If we move the pi calculation to begin when ProjectDAL does, the pi calculation will return earlier, but now the rendering will not start until pi is calculated:

Task<Project> projectAsync = ProjectDAL.GetProjectAsync(pid);   //no await here
//Gaussian map will start once project is returned
//below code will run simultaneously to rendering
var pi = slowPiCalculator(40000);    
Task<Bitmap> renderingAsync = Renderer.GaussianMapAsync(await projectAsync);
Bitmap rendering = await renderingAsync;    //wait for result of renderingAsync
Diagram of a possible callback timeline for provided example shows there is a significant gap between when GetProjectAsync completes and when GaussianMapAsync begins because GaussianMapAsync is not started until SlowPiCalculator finishes.

Ideally we want the pi calculation to be independent to project and bitmap such that the rendering is not held up by the pi calculation, yet still have the dependency between project and bitmap preserved. This can be done with ContinueWith:

Task<Project> projectAsync = ProjectDAL.GetProjectAsync(pid);    //no await

Task<Task<Bitmap>> bitmapAsyncAsync = projectAsync.ContinueWith(
    async (Task<Project> p)=>
        Renderer.GaussianMapAsync((await p).newdata));

//below code will run simultaneously to rendering
var pi = slowPiCalculator(40000);
Bitmap rendering = await await bitmapAsyncAsync;

NOTE: Because we are guaranteed the task is completed when the ContinueWith callback lambda runs, and that the previous task/thread has already surrendered the context, it is safe to use "p.Result" instead of "await p" in the above example. In many other situations, .Result can cause deadlock.

Diagram of a possible callback timeline for provided example shows how ContinueWith removes the gap between GetProjectAsync and GaussianMapAsync, and allows slowPiCalculator to start immediately on the calling Task.


A better option than using a ContinueWith might be to move the pi calculation to it's own Task. This allows us to use a much simpler, easy to follow pattern. You can run non-async code inside a Task with the help of Task.Run().

Task piTask = Task.Run(()=>slowPiCalculator(40000));
Project project = await ProjectDAL.GetProjectAsync(pid);
Bitmap rendering = await Renderer.GaussianMapAsync(project.newdata);

//below code will run simultaneously to rendering
var pi = await piTask;
Diagram of a possible (optimal) callback timeline, showing the three functions/Tasks executing in a similar schedule to the previous example using ContinueWith.

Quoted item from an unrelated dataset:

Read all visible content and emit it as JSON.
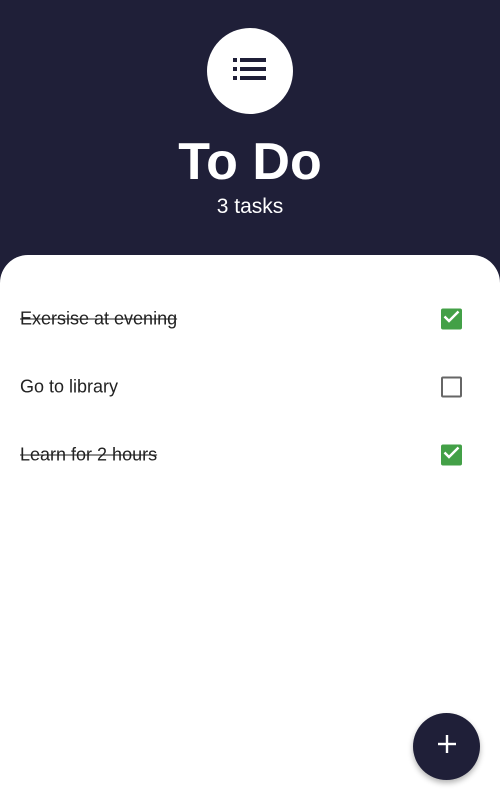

There's more to talk about with Tasks. Check out my follow up article on handling more tasks, handling exceptions and cancelling tasks.